* **What to produce**: Wherever the string "JSON" appears in the entries below, return the line that holds it.

BEGIN Supplied information

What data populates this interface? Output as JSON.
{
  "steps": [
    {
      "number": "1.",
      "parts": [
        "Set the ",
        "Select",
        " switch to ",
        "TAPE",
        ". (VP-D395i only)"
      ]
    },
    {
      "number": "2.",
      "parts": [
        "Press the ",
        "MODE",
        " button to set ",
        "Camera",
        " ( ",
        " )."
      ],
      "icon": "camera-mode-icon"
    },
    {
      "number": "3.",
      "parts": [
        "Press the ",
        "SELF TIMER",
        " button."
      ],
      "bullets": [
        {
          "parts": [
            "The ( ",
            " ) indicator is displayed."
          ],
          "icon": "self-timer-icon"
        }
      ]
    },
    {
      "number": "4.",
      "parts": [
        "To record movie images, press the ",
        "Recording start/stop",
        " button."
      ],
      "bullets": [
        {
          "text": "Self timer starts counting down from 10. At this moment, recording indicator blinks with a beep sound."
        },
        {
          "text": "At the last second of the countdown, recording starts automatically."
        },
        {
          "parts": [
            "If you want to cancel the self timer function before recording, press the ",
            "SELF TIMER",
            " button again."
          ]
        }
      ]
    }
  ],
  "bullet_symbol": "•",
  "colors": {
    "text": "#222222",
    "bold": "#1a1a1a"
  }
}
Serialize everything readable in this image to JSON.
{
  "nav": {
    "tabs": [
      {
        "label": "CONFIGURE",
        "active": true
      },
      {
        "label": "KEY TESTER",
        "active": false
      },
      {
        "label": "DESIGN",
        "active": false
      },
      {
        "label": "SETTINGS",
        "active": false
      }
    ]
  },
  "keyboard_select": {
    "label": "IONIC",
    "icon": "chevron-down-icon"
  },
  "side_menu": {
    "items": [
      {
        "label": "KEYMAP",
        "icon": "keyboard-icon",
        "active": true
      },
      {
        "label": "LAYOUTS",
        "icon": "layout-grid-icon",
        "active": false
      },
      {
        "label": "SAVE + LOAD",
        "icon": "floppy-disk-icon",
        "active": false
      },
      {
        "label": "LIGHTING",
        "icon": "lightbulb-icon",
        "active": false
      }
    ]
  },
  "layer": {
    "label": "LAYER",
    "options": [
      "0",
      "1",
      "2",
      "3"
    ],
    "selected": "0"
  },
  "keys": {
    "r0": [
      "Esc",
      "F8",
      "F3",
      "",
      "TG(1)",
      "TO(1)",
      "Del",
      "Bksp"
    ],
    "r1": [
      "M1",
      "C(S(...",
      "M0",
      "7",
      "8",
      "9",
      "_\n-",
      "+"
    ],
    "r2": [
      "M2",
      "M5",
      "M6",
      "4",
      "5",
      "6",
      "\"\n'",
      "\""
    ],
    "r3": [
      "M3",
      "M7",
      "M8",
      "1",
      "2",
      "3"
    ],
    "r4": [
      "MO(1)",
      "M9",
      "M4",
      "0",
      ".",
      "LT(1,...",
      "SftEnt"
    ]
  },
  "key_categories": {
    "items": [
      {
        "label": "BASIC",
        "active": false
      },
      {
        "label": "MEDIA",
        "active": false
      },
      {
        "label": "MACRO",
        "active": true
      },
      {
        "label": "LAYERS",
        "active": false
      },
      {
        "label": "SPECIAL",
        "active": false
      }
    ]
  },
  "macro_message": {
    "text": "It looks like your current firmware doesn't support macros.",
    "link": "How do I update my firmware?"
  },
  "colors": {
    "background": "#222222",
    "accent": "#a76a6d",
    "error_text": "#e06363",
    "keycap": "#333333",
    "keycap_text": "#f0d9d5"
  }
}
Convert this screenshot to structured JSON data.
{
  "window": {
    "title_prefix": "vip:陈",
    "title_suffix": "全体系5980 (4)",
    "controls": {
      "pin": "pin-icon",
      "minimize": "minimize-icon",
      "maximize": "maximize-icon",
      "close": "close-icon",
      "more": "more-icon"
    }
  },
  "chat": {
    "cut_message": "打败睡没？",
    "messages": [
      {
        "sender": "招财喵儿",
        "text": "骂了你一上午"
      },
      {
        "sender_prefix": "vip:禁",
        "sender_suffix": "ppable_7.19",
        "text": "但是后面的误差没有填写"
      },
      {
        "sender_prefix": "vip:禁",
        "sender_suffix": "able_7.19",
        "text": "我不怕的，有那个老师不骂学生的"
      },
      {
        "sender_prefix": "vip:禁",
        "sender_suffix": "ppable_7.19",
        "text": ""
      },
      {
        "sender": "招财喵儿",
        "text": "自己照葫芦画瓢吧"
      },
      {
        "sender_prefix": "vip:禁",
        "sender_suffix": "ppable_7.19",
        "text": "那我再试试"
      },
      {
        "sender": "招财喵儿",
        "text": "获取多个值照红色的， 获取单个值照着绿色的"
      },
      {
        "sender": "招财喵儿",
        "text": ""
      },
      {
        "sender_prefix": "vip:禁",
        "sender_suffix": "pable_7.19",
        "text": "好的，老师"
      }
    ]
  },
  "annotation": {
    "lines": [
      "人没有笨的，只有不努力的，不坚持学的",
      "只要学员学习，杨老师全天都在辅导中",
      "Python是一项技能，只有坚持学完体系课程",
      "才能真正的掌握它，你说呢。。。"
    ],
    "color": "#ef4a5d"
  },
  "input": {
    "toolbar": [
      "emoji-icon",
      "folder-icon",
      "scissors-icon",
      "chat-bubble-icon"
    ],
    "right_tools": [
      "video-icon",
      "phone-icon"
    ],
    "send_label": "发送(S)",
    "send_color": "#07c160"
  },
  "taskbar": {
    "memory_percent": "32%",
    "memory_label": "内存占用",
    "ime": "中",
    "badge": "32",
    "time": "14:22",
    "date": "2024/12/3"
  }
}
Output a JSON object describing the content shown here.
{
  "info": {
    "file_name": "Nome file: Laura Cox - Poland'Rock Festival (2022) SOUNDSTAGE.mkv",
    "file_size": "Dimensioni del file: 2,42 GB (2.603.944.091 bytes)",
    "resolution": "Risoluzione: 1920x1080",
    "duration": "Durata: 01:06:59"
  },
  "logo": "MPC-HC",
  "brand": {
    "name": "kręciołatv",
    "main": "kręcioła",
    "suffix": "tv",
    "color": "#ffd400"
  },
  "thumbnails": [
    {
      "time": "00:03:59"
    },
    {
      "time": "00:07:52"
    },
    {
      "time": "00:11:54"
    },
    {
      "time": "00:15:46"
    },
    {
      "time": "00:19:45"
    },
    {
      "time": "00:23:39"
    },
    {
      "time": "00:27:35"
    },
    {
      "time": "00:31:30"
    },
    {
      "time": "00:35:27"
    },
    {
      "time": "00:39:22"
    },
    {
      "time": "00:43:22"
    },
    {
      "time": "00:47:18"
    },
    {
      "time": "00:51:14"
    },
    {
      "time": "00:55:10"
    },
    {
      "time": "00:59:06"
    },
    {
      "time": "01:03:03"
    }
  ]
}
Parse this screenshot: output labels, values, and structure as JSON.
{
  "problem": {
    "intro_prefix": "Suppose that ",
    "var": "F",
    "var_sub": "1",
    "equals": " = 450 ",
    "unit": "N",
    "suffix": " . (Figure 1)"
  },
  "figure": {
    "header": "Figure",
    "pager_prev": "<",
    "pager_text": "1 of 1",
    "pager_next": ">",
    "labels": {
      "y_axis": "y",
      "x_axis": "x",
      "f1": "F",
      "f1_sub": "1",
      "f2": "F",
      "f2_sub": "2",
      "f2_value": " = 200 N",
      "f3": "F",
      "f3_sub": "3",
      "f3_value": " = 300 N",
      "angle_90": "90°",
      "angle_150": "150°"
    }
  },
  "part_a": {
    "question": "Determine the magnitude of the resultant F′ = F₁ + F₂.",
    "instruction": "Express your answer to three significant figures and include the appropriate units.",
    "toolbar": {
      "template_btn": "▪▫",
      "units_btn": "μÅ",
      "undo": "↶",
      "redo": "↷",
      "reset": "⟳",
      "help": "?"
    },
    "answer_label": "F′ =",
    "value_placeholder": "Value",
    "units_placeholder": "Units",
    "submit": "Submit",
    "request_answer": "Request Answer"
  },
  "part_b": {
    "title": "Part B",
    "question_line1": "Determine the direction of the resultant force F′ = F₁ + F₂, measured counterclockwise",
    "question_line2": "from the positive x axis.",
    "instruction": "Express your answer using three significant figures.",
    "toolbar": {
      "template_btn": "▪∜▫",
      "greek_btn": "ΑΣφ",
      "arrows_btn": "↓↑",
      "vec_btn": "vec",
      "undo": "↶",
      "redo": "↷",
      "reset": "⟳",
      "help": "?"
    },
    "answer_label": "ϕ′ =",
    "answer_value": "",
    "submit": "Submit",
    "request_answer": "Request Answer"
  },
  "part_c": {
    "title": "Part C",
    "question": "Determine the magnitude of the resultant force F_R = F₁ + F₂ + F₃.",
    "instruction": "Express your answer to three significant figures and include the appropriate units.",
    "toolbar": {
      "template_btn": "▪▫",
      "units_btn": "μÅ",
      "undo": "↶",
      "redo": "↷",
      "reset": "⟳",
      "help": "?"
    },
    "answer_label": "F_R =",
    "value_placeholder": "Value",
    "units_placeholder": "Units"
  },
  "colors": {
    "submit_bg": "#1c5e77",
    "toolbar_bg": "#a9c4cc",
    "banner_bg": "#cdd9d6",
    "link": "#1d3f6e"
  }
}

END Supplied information

* **Response area**:
What data populates this interface? Output as JSON.
Serialize everything readable in this image to JSON.
Convert this screenshot to structured JSON data.
Output a JSON object describing the content shown here.
Parse this screenshot: output labels, values, and structure as JSON.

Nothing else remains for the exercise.